Project description:The bacterial melibiose permease (MelB) belongs to the glycoside-pentoside-hexuronide:cation symporter family, a part of the major facilitator superfamily (MFS). Structural information regarding glycoside-pentoside-hexuronide:cation symporter family transporters and other Na(+)-coupled permeases within MFS has been lacking, although a wealth of biochemical and biophysical data are available. Here we present the three-dimensional crystal structures of Salmonella typhimurium MelBSt in two conformations, representing an outward partially occluded and an outward inactive state of MelBSt. MelB adopts a typical MFS fold and contains a previously unidentified cation-binding motif. Three conserved acidic residues form a pyramidal-shaped cation-binding site for Na(+), Li(+) or H(+), which is in close proximity to the sugar-binding site. Both cosubstrate-binding sites are mainly contributed by the residues from the amino-terminal domain. These two structures and the functional data presented here provide mechanistic insights into Na(+)/melibiose symport. We also postulate a structural foundation for the conformational cycling necessary for transport catalysed by MFS permeases in general.

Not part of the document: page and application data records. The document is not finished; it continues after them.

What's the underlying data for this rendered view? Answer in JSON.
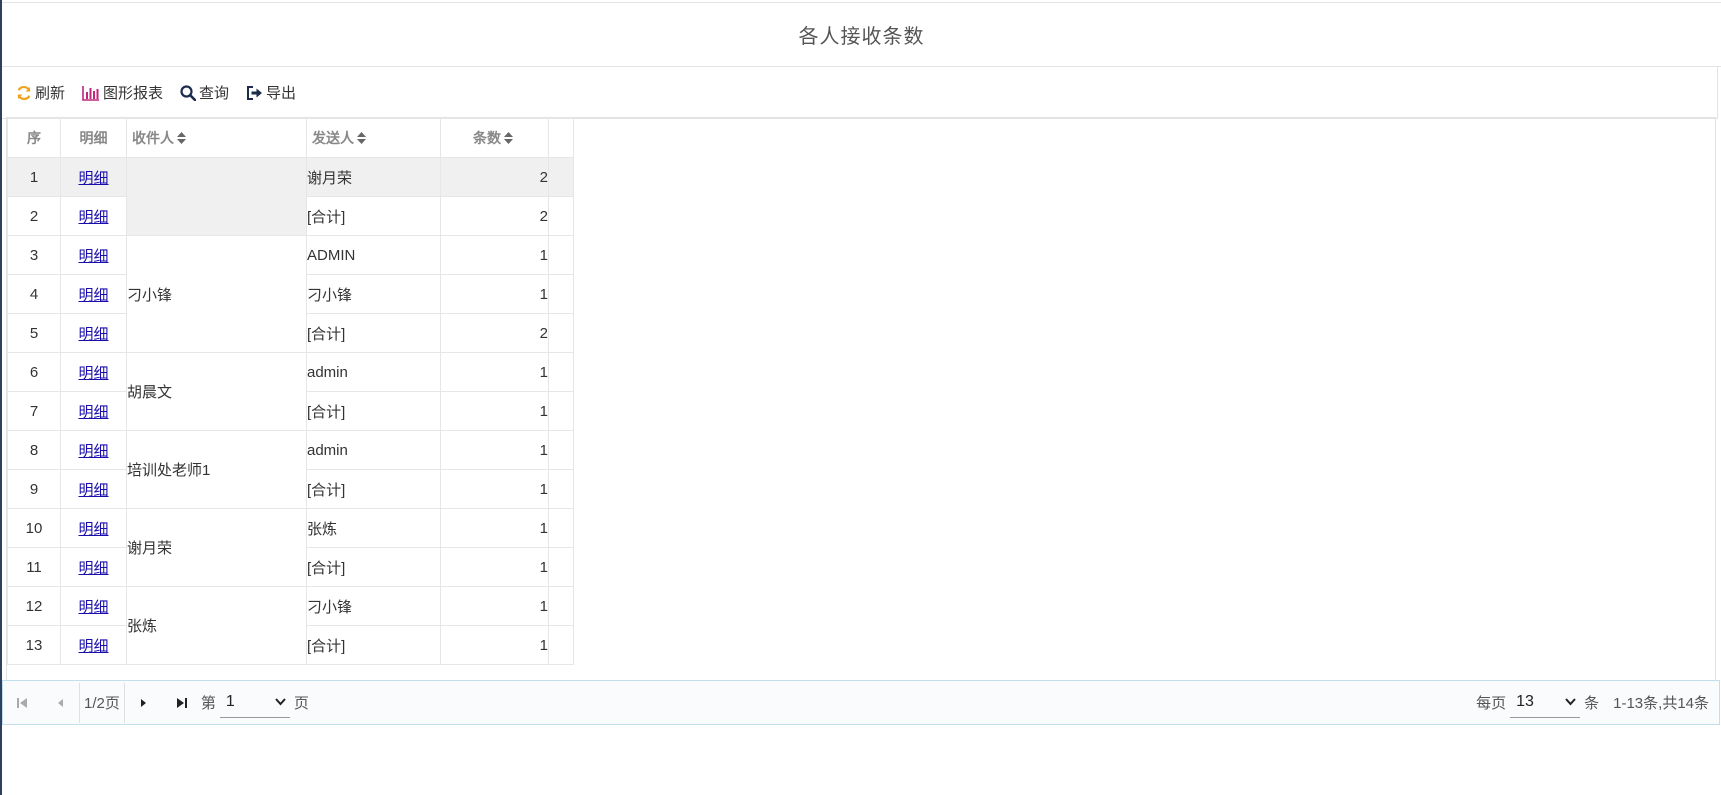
{
  "page": {
    "title": "各人接收条数"
  },
  "toolbar": {
    "refresh_label": "刷新",
    "chart_label": "图形报表",
    "query_label": "查询",
    "export_label": "导出"
  },
  "table": {
    "headers": {
      "seq": "序",
      "detail": "明细",
      "receiver": "收件人",
      "sender": "发送人",
      "count": "条数"
    },
    "groups": [
      {
        "receiver": "",
        "rows": [
          {
            "seq": "1",
            "detail": "明细",
            "sender": "谢月荣",
            "count": "2"
          },
          {
            "seq": "2",
            "detail": "明细",
            "sender": "[合计]",
            "count": "2"
          }
        ]
      },
      {
        "receiver": "刁小锋",
        "rows": [
          {
            "seq": "3",
            "detail": "明细",
            "sender": "ADMIN",
            "count": "1"
          },
          {
            "seq": "4",
            "detail": "明细",
            "sender": "刁小锋",
            "count": "1"
          },
          {
            "seq": "5",
            "detail": "明细",
            "sender": "[合计]",
            "count": "2"
          }
        ]
      },
      {
        "receiver": "胡晨文",
        "rows": [
          {
            "seq": "6",
            "detail": "明细",
            "sender": "admin",
            "count": "1"
          },
          {
            "seq": "7",
            "detail": "明细",
            "sender": "[合计]",
            "count": "1"
          }
        ]
      },
      {
        "receiver": "培训处老师1",
        "rows": [
          {
            "seq": "8",
            "detail": "明细",
            "sender": "admin",
            "count": "1"
          },
          {
            "seq": "9",
            "detail": "明细",
            "sender": "[合计]",
            "count": "1"
          }
        ]
      },
      {
        "receiver": "谢月荣",
        "rows": [
          {
            "seq": "10",
            "detail": "明细",
            "sender": "张炼",
            "count": "1"
          },
          {
            "seq": "11",
            "detail": "明细",
            "sender": "[合计]",
            "count": "1"
          }
        ]
      },
      {
        "receiver": "张炼",
        "rows": [
          {
            "seq": "12",
            "detail": "明细",
            "sender": "刁小锋",
            "count": "1"
          },
          {
            "seq": "13",
            "detail": "明细",
            "sender": "[合计]",
            "count": "1"
          }
        ]
      }
    ]
  },
  "pager": {
    "page_info": "1/2页",
    "page_prefix": "第",
    "current_page": "1",
    "page_suffix": "页",
    "per_page_prefix": "每页",
    "per_page": "13",
    "per_page_suffix": "条",
    "summary": "1-13条,共14条"
  },
  "colors": {
    "refresh": "#f0a21f",
    "chart": "#c0267a",
    "accent": "#1a0dab"
  }
}
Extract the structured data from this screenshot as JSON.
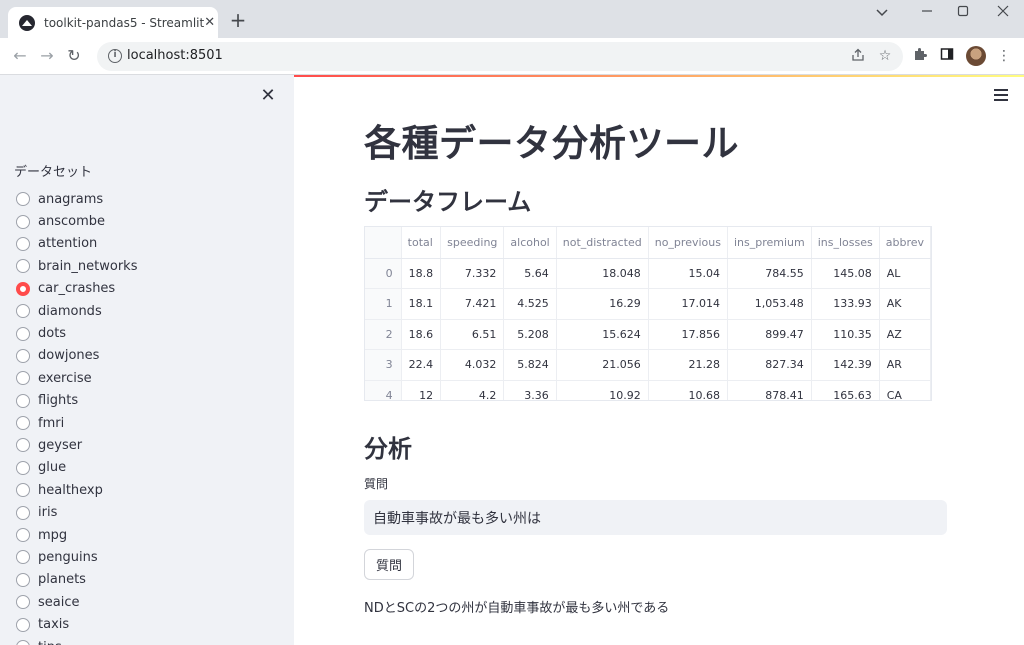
{
  "browser": {
    "tab_title": "toolkit-pandas5 - Streamlit",
    "url": "localhost:8501"
  },
  "sidebar": {
    "radio_label": "データセット",
    "options": [
      {
        "label": "anagrams",
        "checked": false
      },
      {
        "label": "anscombe",
        "checked": false
      },
      {
        "label": "attention",
        "checked": false
      },
      {
        "label": "brain_networks",
        "checked": false
      },
      {
        "label": "car_crashes",
        "checked": true
      },
      {
        "label": "diamonds",
        "checked": false
      },
      {
        "label": "dots",
        "checked": false
      },
      {
        "label": "dowjones",
        "checked": false
      },
      {
        "label": "exercise",
        "checked": false
      },
      {
        "label": "flights",
        "checked": false
      },
      {
        "label": "fmri",
        "checked": false
      },
      {
        "label": "geyser",
        "checked": false
      },
      {
        "label": "glue",
        "checked": false
      },
      {
        "label": "healthexp",
        "checked": false
      },
      {
        "label": "iris",
        "checked": false
      },
      {
        "label": "mpg",
        "checked": false
      },
      {
        "label": "penguins",
        "checked": false
      },
      {
        "label": "planets",
        "checked": false
      },
      {
        "label": "seaice",
        "checked": false
      },
      {
        "label": "taxis",
        "checked": false
      },
      {
        "label": "tips",
        "checked": false
      }
    ]
  },
  "main": {
    "title": "各種データ分析ツール",
    "dataframe_heading": "データフレーム",
    "analysis_heading": "分析",
    "question_label": "質問",
    "question_value": "自動車事故が最も多い州は",
    "button_label": "質問",
    "answer": "NDとSCの2つの州が自動車事故が最も多い州である"
  },
  "dataframe": {
    "columns": [
      "",
      "total",
      "speeding",
      "alcohol",
      "not_distracted",
      "no_previous",
      "ins_premium",
      "ins_losses",
      "abbrev"
    ],
    "rows": [
      [
        "0",
        "18.8",
        "7.332",
        "5.64",
        "18.048",
        "15.04",
        "784.55",
        "145.08",
        "AL"
      ],
      [
        "1",
        "18.1",
        "7.421",
        "4.525",
        "16.29",
        "17.014",
        "1,053.48",
        "133.93",
        "AK"
      ],
      [
        "2",
        "18.6",
        "6.51",
        "5.208",
        "15.624",
        "17.856",
        "899.47",
        "110.35",
        "AZ"
      ],
      [
        "3",
        "22.4",
        "4.032",
        "5.824",
        "21.056",
        "21.28",
        "827.34",
        "142.39",
        "AR"
      ],
      [
        "4",
        "12",
        "4.2",
        "3.36",
        "10.92",
        "10.68",
        "878.41",
        "165.63",
        "CA"
      ]
    ]
  }
}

Project description:The Escherichia coli uracil:proton symporter UraA is a prototypical member of the nucleobase/ascorbate transporter (NAT) or nucleobase/cation symporter 2 (NCS2) family, which corresponds to the human solute carrier family SLC23. UraA consists of 14 transmembrane segments (TMs) that are organized into two distinct domains, the core domain and the gate domain, a structural fold that is also shared by the SLC4 and SLC26 transporters. Here we present the crystal structure of UraA bound to uracil in an occluded state at 2.5 Å resolution. Structural comparison with the previously reported inward-open UraA reveals pronounced relative motions between the core domain and the gate domain as well as intra-domain rearrangement of the gate domain. The occluded UraA forms a dimer in the structure wherein the gate domains are sandwiched by two core domains. In vitro and in vivo biochemical characterizations show that UraA is at equilibrium between dimer and monomer in all tested detergent micelles, while dimer formation is necessary for the transport activity. Structural comparison between the dimeric UraA and the recently reported inward-facing dimeric UapA provides important insight into the transport mechanism of SLC23 transporters.